• _What to do_
Only a number is expected here: the count of lines in this data where "true" occurs.

• _Records provided_
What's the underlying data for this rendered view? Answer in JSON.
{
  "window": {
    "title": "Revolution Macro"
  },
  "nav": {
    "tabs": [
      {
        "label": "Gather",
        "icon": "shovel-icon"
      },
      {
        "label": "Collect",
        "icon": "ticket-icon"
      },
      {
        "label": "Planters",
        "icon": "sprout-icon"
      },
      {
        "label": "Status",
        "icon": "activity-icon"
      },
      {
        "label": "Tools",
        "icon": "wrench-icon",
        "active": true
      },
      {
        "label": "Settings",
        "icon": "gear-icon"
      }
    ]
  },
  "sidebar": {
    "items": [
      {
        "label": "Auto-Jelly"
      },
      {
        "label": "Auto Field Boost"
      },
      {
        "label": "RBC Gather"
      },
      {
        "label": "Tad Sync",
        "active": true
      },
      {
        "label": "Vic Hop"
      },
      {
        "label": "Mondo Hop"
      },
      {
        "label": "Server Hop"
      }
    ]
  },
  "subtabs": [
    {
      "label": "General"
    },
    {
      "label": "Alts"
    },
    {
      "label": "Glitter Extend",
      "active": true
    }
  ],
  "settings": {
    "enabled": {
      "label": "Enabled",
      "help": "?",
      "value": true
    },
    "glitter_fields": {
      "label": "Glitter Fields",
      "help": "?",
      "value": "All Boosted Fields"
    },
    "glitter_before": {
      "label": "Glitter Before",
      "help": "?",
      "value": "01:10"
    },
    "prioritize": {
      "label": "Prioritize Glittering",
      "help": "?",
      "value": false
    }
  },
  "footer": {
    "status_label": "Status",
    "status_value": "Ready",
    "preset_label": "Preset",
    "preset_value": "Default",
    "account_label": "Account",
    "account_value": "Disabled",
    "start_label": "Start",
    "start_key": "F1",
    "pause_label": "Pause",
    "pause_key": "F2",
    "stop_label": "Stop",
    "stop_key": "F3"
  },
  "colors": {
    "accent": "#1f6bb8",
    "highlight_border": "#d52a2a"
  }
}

• _Result below_
4